Okay, so it’s been a while. Re-entry from BoostCon hasn’t been quite as smooth as I’d hoped, and I probably have a few other excuses if I dig for them. Anyway, I know some of you are waiting for a BoostCon trip report, and I’ll be trying to push out one installment every day. Here’s the first.
Saturday, May 2, 3:30pm: On the flight in from Denver, I have the seat with the most legroom of all. It’s all the way in back, in the middle, in a row of five seats straight across the whole aisle, just like where the bad kids used to sit on the bus. The only “E” seat on the whole plane, so I have the entire aisle for my long limbs as long as nobody needs to walk around.
The de Havilland Dash 8-200 is just a regional commuter plane, but with two engines hanging beneath a top-mounted wing it gives the impression from the outside of being a big, lumbering beast. The sound of the props on the inside manages to keep up that impression despite the cramped quarters. We’re grinding through thick, low clouds on our way to Sardy Field, the airport serving Aspen, Colorado. I can’t see a thing out there. Man, flying on instruments in the mountains. I’m glad that’s not my job!

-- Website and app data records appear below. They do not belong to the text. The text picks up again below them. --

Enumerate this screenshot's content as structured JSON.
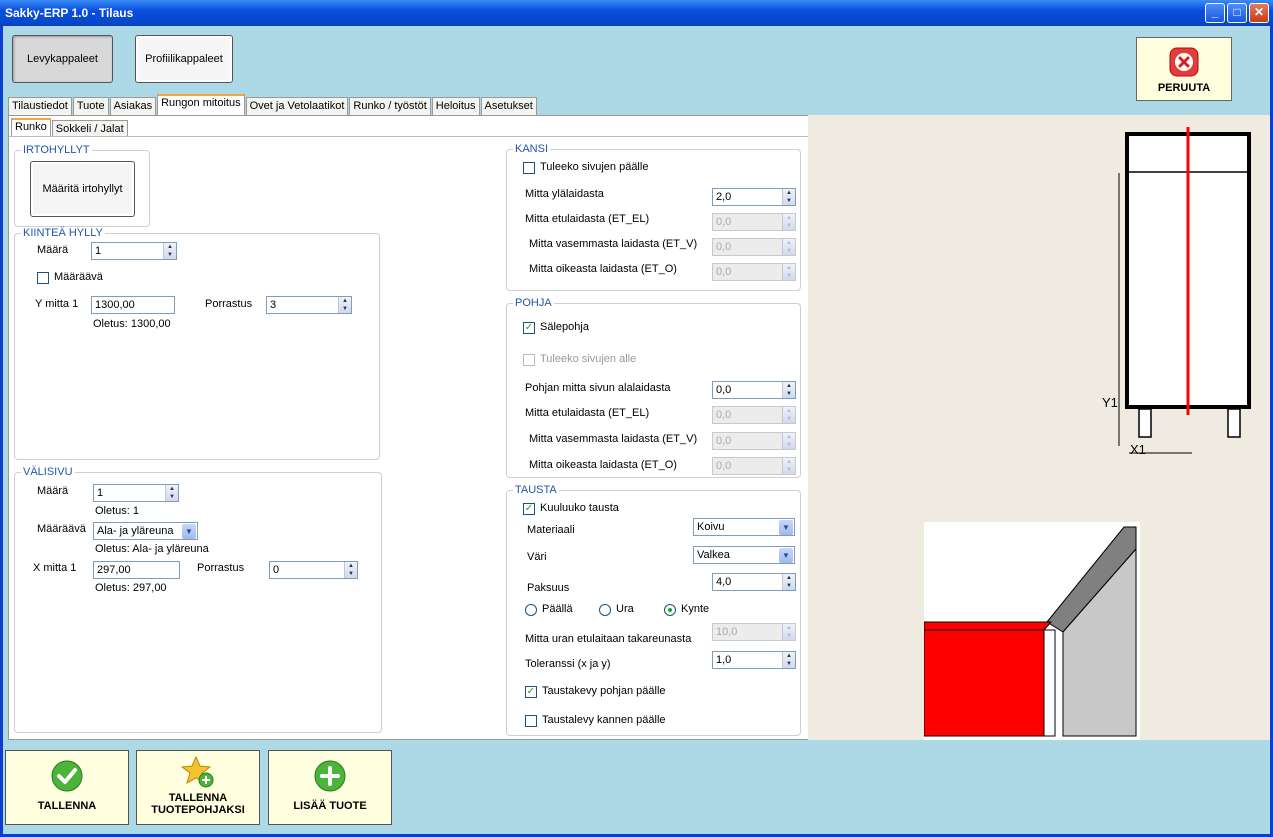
{
  "window": {
    "title": "Sakky-ERP 1.0 - Tilaus"
  },
  "top_buttons": {
    "levy": "Levykappaleet",
    "profiili": "Profiilikappaleet",
    "peruuta": "PERUUTA"
  },
  "main_tabs": [
    "Tilaustiedot",
    "Tuote",
    "Asiakas",
    "Rungon mitoitus",
    "Ovet ja Vetolaatikot",
    "Runko / työstöt",
    "Heloitus",
    "Asetukset"
  ],
  "sub_tabs": [
    "Runko",
    "Sokkeli / Jalat"
  ],
  "irtohyllyt": {
    "title": "IRTOHYLLYT",
    "button": "Määritä irtohyllyt"
  },
  "kiintea": {
    "title": "KIINTEÄ HYLLY",
    "maara_label": "Määrä",
    "maara_value": "1",
    "maaraava_label": "Määräävä",
    "ymitta_label": "Y mitta 1",
    "ymitta_value": "1300,00",
    "porrastus_label": "Porrastus",
    "porrastus_value": "3",
    "oletus": "Oletus: 1300,00"
  },
  "valisivu": {
    "title": "VÄLISIVU",
    "maara_label": "Määrä",
    "maara_value": "1",
    "maara_oletus": "Oletus: 1",
    "maaraava_label": "Määräävä",
    "maaraava_value": "Ala- ja yläreuna",
    "maaraava_oletus": "Oletus: Ala- ja yläreuna",
    "xmitta_label": "X mitta 1",
    "xmitta_value": "297,00",
    "porrastus_label": "Porrastus",
    "porrastus_value": "0",
    "xmitta_oletus": "Oletus: 297,00"
  },
  "kansi": {
    "title": "KANSI",
    "tuleeko": "Tuleeko sivujen päälle",
    "rows": [
      {
        "label": "Mitta ylälaidasta",
        "value": "2,0"
      },
      {
        "label": "Mitta etulaidasta (ET_EL)",
        "value": "0,0"
      },
      {
        "label": "Mitta vasemmasta laidasta (ET_V)",
        "value": "0,0"
      },
      {
        "label": "Mitta oikeasta laidasta (ET_O)",
        "value": "0,0"
      }
    ]
  },
  "pohja": {
    "title": "POHJA",
    "salepohja": "Sälepohja",
    "tuleeko": "Tuleeko sivujen alle",
    "rows": [
      {
        "label": "Pohjan mitta sivun alalaidasta",
        "value": "0,0"
      },
      {
        "label": "Mitta etulaidasta (ET_EL)",
        "value": "0,0"
      },
      {
        "label": "Mitta vasemmasta laidasta (ET_V)",
        "value": "0,0"
      },
      {
        "label": "Mitta oikeasta laidasta (ET_O)",
        "value": "0,0"
      }
    ]
  },
  "tausta": {
    "title": "TAUSTA",
    "kuuluuko": "Kuuluuko tausta",
    "materiaali_label": "Materiaali",
    "materiaali_value": "Koivu",
    "vari_label": "Väri",
    "vari_value": "Valkea",
    "paksuus_label": "Paksuus",
    "paksuus_value": "4,0",
    "radio_options": [
      "Päällä",
      "Ura",
      "Kynte"
    ],
    "mitta_uran_label": "Mitta uran etulaitaan takareunasta",
    "mitta_uran_value": "10,0",
    "toleranssi_label": "Toleranssi (x ja y)",
    "toleranssi_value": "1,0",
    "taustakevy": "Taustakevy pohjan päälle",
    "taustalevy": "Taustalevy kannen päälle"
  },
  "drawing": {
    "y_label": "Y1",
    "x_label": "X1"
  },
  "bottom_buttons": {
    "tallenna": "TALLENNA",
    "tuotepohja_1": "TALLENNA",
    "tuotepohja_2": "TUOTEPOHJAKSI",
    "lisaa": "LISÄÄ TUOTE"
  },
  "colors": {
    "accent_red": "#ff0000",
    "title_blue": "#0a4ee0",
    "panel_bg": "#add8e6",
    "group_title": "#2255aa",
    "check_green": "#21a121"
  }
}
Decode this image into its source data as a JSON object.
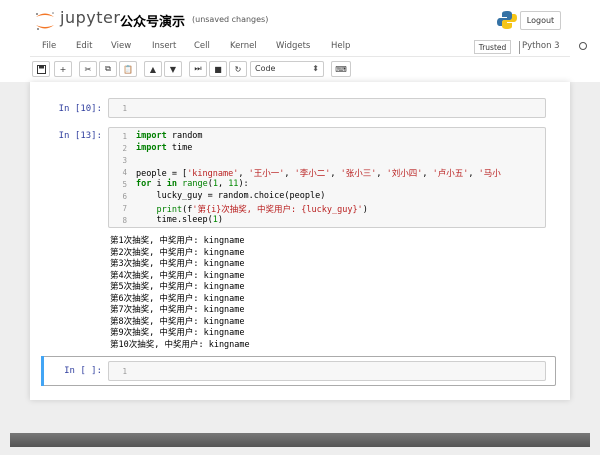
{
  "header": {
    "logo_text": "jupyter",
    "notebook_title": "公众号演示",
    "save_status": "(unsaved changes)",
    "logout_label": "Logout"
  },
  "menubar": {
    "items": [
      "File",
      "Edit",
      "View",
      "Insert",
      "Cell",
      "Kernel",
      "Widgets",
      "Help"
    ],
    "trusted_label": "Trusted",
    "kernel_name": "Python 3"
  },
  "toolbar": {
    "cell_type": "Code"
  },
  "cells": [
    {
      "prompt": "In [10]:",
      "lines": [
        "1"
      ]
    },
    {
      "prompt": "In [13]:",
      "line_numbers": [
        "1",
        "2",
        "3",
        "4",
        "5",
        "6",
        "7",
        "8"
      ],
      "code": [
        "import random",
        "import time",
        "",
        "people = ['kingname', '王小一', '李小二', '张小三', '刘小四', '卢小五', '马小",
        "for i in range(1, 11):",
        "    lucky_guy = random.choice(people)",
        "    print(f'第{i}次抽奖, 中奖用户: {lucky_guy}')",
        "    time.sleep(1)"
      ],
      "output": [
        "第1次抽奖, 中奖用户: kingname",
        "第2次抽奖, 中奖用户: kingname",
        "第3次抽奖, 中奖用户: kingname",
        "第4次抽奖, 中奖用户: kingname",
        "第5次抽奖, 中奖用户: kingname",
        "第6次抽奖, 中奖用户: kingname",
        "第7次抽奖, 中奖用户: kingname",
        "第8次抽奖, 中奖用户: kingname",
        "第9次抽奖, 中奖用户: kingname",
        "第10次抽奖, 中奖用户: kingname"
      ]
    },
    {
      "prompt": "In [ ]:",
      "lines": [
        "1"
      ]
    }
  ],
  "colors": {
    "prompt": "#303f9f",
    "keyword": "#008000",
    "string": "#ba2121",
    "selected": "#42a5f5"
  }
}
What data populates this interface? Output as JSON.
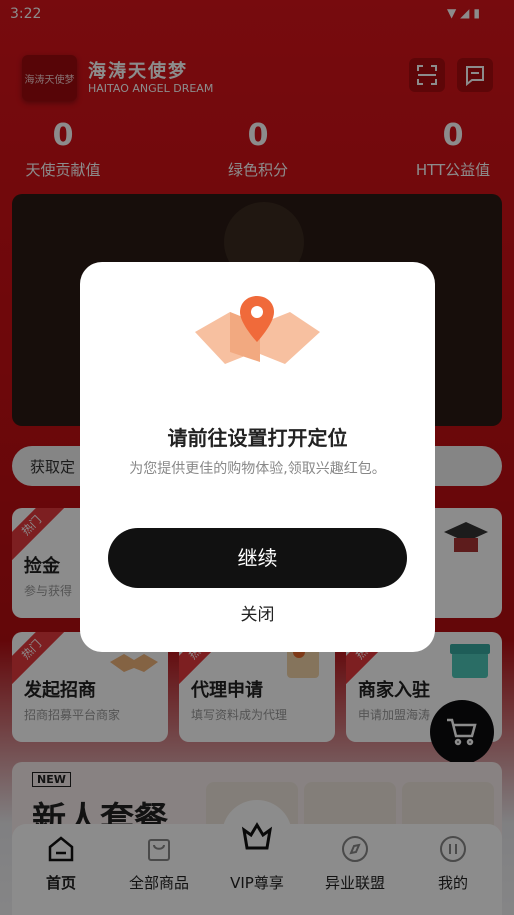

Suddenly we drop out of the low clouds and land, all at once. The forecast has been threatening rain or even snow for days, so I’m a little concerned about what kind of weather we’ll have for the conference. This doesn’t look too promising, and it’s chilly. The second I step off the plane and take a breath, though, it’s like finding my place again in the world. That familiar thin Aspen air brings a smile to my face, and I stop worrying.
Sardy Field is a tiny airport. There are no “jetways.” Your plane stops and you climb out and down the steps, wait for a baggage handler to bring over any gate-checked bags (in my case, a guitar), and walk across the tarmac to the door. Today an unanxious “crowd” of four or five people is gathered around the baggage carousel, waiting for suitcases. Somehow I ended up with a big one again. It always seems like I need to pack extra stuff for this conference.
The conference hotel (the Aspen Meadows Resort) runs a shuttle service, but I can’t remember whether I asked them to pick me up or not, so I wait around outside the airport for a little while. Ah, well, a cab pulls up and I’m tired of waiting, so off we go.
Last year’s room at the Meadows was a little ways off from the main building, with its back facing onto the Roaring Fork River. This year I’m back in the first building, with its back facing onto the actual meadow. As usual, the accomodations are amazing, especially if you’re a fan of mid-century modern design. Every “room” is actually more like an apartment, with huge windows on either end, a small kitchen in the middle and a big living area in back where you can entertain guests without seating everyone in your bedroom. Since I have to run the conference I spend my evening settling in, putting my stuff away, and taking it easy.